**Assigned task**:
Gather the lines from the material that contain "name".

**Data provided**:
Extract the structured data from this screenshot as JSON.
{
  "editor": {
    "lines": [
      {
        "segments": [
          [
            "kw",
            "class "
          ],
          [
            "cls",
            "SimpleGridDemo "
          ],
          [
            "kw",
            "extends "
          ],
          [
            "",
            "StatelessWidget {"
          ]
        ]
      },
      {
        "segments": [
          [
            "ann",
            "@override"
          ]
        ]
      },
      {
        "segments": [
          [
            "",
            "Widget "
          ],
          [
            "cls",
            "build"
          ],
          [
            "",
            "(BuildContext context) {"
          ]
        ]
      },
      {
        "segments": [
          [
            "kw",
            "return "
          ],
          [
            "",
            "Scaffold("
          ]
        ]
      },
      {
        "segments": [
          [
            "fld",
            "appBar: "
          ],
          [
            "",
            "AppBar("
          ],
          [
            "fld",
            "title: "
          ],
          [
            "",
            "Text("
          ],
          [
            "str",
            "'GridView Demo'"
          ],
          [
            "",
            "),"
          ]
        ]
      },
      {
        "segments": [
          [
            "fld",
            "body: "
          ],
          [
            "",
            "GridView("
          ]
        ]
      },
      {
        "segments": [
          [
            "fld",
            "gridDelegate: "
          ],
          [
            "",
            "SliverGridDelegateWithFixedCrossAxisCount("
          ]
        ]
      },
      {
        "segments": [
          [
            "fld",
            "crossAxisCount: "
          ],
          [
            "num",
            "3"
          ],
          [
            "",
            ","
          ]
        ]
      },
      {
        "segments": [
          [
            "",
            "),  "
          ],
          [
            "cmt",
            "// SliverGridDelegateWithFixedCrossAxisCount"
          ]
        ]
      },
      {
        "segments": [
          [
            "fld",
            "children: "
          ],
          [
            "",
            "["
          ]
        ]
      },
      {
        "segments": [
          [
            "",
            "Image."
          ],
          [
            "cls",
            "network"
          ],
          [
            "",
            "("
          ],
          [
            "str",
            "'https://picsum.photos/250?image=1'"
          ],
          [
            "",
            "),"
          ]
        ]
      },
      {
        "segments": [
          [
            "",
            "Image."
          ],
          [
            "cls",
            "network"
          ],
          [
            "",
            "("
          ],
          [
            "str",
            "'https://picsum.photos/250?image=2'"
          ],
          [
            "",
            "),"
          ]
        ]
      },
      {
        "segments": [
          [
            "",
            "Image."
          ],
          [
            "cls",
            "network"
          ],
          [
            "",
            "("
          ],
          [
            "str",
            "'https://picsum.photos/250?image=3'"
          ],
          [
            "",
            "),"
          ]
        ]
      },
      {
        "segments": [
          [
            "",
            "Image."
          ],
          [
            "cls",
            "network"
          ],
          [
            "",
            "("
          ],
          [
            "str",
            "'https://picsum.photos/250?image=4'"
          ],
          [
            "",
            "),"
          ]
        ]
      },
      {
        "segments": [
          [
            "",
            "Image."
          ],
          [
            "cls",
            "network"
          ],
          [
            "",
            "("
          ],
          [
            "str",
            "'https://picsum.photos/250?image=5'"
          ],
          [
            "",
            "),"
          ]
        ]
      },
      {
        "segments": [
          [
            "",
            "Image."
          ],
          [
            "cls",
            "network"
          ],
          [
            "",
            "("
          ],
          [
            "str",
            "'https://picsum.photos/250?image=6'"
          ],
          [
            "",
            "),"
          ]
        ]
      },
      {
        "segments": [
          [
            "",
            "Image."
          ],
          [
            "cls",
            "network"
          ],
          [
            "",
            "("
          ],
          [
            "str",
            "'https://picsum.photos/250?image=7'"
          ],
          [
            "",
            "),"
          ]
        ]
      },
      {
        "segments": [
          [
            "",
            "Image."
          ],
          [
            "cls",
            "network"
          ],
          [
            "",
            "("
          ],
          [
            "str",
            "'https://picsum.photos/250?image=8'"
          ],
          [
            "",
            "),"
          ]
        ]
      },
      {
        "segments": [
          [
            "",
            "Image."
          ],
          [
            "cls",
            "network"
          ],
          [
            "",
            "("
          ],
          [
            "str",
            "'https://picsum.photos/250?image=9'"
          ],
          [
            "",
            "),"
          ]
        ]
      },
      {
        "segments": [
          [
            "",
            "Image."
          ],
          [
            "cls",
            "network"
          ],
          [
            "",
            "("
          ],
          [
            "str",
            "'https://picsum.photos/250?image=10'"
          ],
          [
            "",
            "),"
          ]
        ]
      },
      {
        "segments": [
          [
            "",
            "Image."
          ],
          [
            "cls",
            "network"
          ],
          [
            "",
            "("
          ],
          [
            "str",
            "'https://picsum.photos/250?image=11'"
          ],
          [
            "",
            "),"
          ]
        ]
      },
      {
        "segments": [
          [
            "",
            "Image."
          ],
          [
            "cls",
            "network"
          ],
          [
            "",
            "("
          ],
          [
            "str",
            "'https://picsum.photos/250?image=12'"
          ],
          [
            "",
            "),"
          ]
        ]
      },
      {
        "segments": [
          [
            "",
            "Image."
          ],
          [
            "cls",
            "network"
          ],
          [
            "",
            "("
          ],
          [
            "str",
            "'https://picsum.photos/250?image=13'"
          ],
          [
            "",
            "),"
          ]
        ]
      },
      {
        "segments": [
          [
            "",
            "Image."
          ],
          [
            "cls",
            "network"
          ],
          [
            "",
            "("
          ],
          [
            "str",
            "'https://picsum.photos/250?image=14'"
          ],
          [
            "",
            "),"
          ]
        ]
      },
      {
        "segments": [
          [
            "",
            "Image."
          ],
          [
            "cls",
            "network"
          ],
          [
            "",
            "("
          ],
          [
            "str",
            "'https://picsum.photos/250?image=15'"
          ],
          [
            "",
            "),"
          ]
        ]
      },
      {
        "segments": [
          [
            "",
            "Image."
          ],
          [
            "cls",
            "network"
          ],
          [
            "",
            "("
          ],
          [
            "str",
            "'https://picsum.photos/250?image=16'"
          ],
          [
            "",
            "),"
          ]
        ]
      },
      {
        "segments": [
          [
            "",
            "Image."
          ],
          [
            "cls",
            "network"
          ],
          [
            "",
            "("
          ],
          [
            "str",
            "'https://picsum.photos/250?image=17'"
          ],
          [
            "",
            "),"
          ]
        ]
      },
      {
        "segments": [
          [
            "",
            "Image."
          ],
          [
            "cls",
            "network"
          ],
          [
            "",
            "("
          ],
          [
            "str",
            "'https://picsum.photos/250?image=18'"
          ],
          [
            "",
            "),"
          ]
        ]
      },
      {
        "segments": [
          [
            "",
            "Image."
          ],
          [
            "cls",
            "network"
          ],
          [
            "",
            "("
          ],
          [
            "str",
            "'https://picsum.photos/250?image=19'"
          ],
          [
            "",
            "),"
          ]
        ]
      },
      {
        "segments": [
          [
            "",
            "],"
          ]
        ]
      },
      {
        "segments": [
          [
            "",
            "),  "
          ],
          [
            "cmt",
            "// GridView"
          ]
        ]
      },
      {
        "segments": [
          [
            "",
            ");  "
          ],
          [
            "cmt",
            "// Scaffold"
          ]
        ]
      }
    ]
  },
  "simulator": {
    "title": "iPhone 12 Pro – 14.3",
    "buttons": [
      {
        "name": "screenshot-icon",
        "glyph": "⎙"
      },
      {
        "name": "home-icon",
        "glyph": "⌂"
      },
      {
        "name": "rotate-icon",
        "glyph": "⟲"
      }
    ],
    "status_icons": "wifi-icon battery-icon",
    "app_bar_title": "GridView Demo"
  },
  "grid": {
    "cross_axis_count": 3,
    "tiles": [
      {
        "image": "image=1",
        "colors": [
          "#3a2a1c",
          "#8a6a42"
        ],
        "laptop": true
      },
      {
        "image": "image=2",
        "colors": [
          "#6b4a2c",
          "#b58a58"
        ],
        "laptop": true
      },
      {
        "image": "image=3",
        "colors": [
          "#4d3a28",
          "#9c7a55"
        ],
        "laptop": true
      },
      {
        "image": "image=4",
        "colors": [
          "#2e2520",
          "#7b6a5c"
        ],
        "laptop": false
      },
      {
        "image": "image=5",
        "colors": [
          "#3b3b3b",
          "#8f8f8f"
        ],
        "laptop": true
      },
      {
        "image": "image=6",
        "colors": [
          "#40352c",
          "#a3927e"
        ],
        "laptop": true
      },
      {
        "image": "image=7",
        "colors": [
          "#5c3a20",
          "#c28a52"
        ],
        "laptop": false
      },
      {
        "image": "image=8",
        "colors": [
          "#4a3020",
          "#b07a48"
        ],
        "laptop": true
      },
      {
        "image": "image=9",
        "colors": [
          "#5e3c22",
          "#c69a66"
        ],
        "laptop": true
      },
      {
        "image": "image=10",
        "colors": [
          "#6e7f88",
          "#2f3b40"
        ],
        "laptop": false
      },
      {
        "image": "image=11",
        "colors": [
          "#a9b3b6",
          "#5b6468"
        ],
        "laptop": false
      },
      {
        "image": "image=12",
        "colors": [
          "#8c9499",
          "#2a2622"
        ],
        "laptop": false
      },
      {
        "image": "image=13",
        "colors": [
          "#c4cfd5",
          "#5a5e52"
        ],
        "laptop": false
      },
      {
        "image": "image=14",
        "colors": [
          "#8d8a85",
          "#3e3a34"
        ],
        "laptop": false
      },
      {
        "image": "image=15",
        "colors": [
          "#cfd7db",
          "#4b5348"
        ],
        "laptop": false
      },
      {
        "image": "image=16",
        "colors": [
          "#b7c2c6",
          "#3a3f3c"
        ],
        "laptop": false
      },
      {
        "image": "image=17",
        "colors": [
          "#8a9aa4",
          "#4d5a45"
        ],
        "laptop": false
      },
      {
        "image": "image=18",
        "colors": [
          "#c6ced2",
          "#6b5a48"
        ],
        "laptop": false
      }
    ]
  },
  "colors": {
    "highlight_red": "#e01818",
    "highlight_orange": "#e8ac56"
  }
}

**Answer box**:
        "name": "screenshot-icon",
        "name": "home-icon",
        "name": "rotate-icon",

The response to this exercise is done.